The Construction Workplace Misclassification Act was signed into law by the Governor of Pennsylvania last week. The law makes construction contractors criminally and civilly liable for misclassifying an employee as an independent contractor to avoid coverage or payments under the workers compensation or unemployment compensation laws.
There is no crime, however, if a contractor believes in good faith that the individual qualified as an independent contractor under the law. In anticipation of this law becoming effective—on February 10, 2011—construction contractors should review their arrangements with all independent contractors to ensure proper classification.
The new law applies only to employers in the construction trades, and, for this purpose, "construction" is "erection, reconstruction, demolition, alteration, modification, custom fabrication, building, assembling, site preparation and repair work done on any real property or premises under contract."
Criteria for Independent Contractors
To qualify as an independent contractor under this law, an individual must have a written contract to perform services; be free from the control or direction of the contractor who hired him or her with respect to the performance of such services, both under the contract and in fact; and be engaged in an independently established trade, occupation, profession, or business.
To be engaged in an independently established trade, occupation, profession, or business, the individual must meet the following criteria:

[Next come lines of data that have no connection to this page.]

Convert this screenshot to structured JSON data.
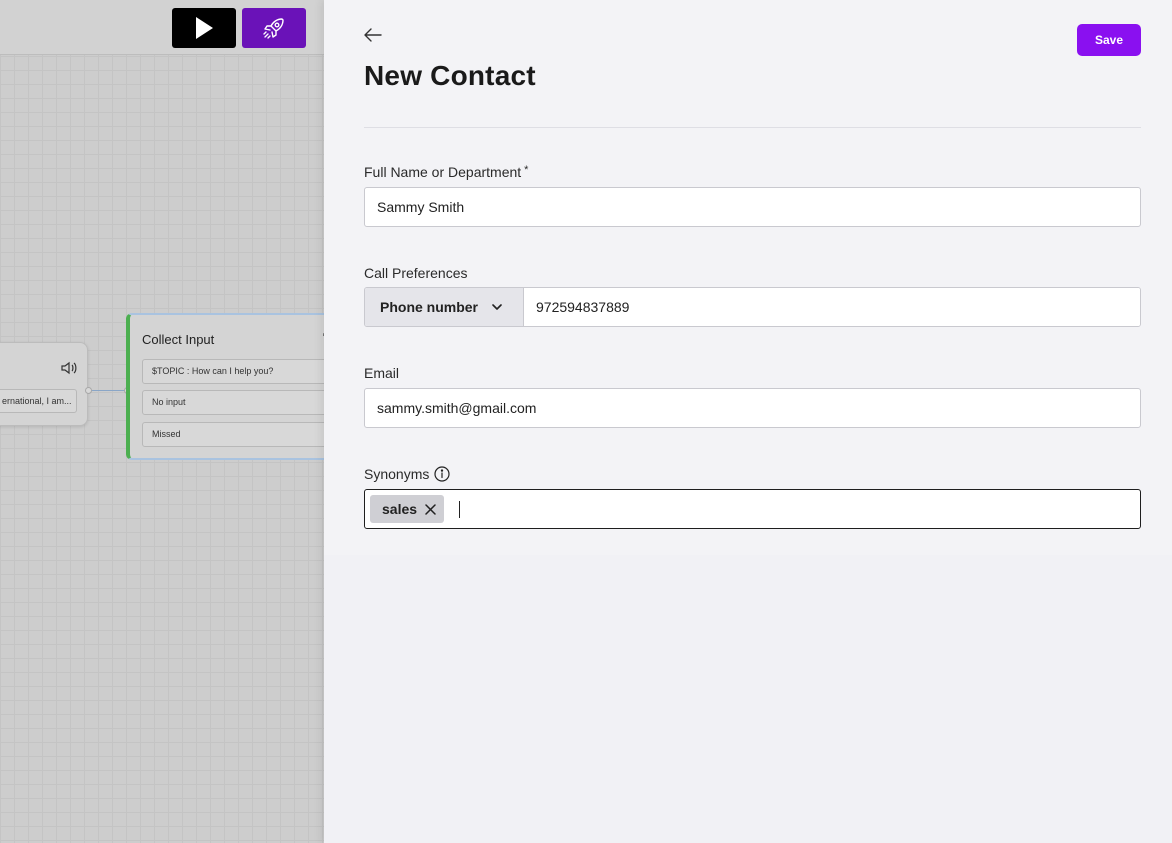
{
  "canvas": {
    "left_node": {
      "chip_text": "ernational, I am..."
    },
    "collect_node": {
      "title": "Collect Input",
      "rows": [
        "$TOPIC : How can I help you?",
        "No input",
        "Missed"
      ]
    }
  },
  "panel": {
    "title": "New Contact",
    "save_label": "Save",
    "fields": {
      "full_name": {
        "label": "Full Name or Department",
        "required_mark": "*",
        "value": "Sammy Smith"
      },
      "call_preferences": {
        "label": "Call Preferences",
        "type_label": "Phone number",
        "value": "972594837889"
      },
      "email": {
        "label": "Email",
        "value": "sammy.smith@gmail.com"
      },
      "synonyms": {
        "label": "Synonyms",
        "tags": [
          "sales"
        ],
        "input_value": ""
      }
    }
  },
  "colors": {
    "accent": "#8a10f0",
    "play_button": "#000000",
    "rocket_button": "#6a12b8",
    "node_stripe": "#4caf50"
  },
  "icons": [
    "play-icon",
    "rocket-icon",
    "speaker-icon",
    "back-arrow-icon",
    "chevron-down-icon",
    "info-icon",
    "close-icon"
  ]
}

- Possess independently the essential tools and equipment necessary to perform the services
- Realize a profit or suffer a loss as a result of performing the services
- Perform the services through a business in which he or she has a proprietary interest
- Maintain a business location separate from the location of the person who hired him or her
- Previously have performed similar services for another contractor or hold himself or herself out as available and able to perform similar services
- Maintain liability insurance of at least $50,000
Criminal and Civil Penalties
The law provides for both criminal and civil penalties. An officer or agent of an employer, as well as the employer itself, may be liable under the law for failing to properly classify an individual as an employee.
An intentional violation is a third-degree misdemeanor for a first offense and a second-degree misdemeanor for subsequent offenses. A negligent violation is a summary offense, punishable by a fine of up to $1,000. Each improperly classified employee is the basis for a separate violation.
Civil penalties for violations may be imposed by the Secretary of Labor and Industry of up to $1,000 for a first violation and up to $2,500 for subsequent violations. Additionally, if the Secretary finds that a misclassification was intentional, the Secretary may seek a stop-work order from the courts. The stop-work order would apply to any improperly classified individuals or to an entire job site if a majority of workers there is misclassified. The law also requires courts to assess a $1,000 penalty for each day business operations are conducted in violation of a stop-work order.
Importantly, the law also creates criminal and civil liability for parties that are not "employers" under the statute but that contract with an employer knowing the employer intends to misclassify employees.
What Should Contractors Do Now?
The new law does not apply to worker classification for purposes of federal income taxes, Social Security taxes, Medicare taxes, Pennsylvania personal income taxes, or Philadelphia wage taxes. However, the law is part of a continued effort by federal and state authorities to raise revenue by cracking down on worker misclassification. All employers should monitor developments in this area and should take steps to ensure that their workers are classified properly.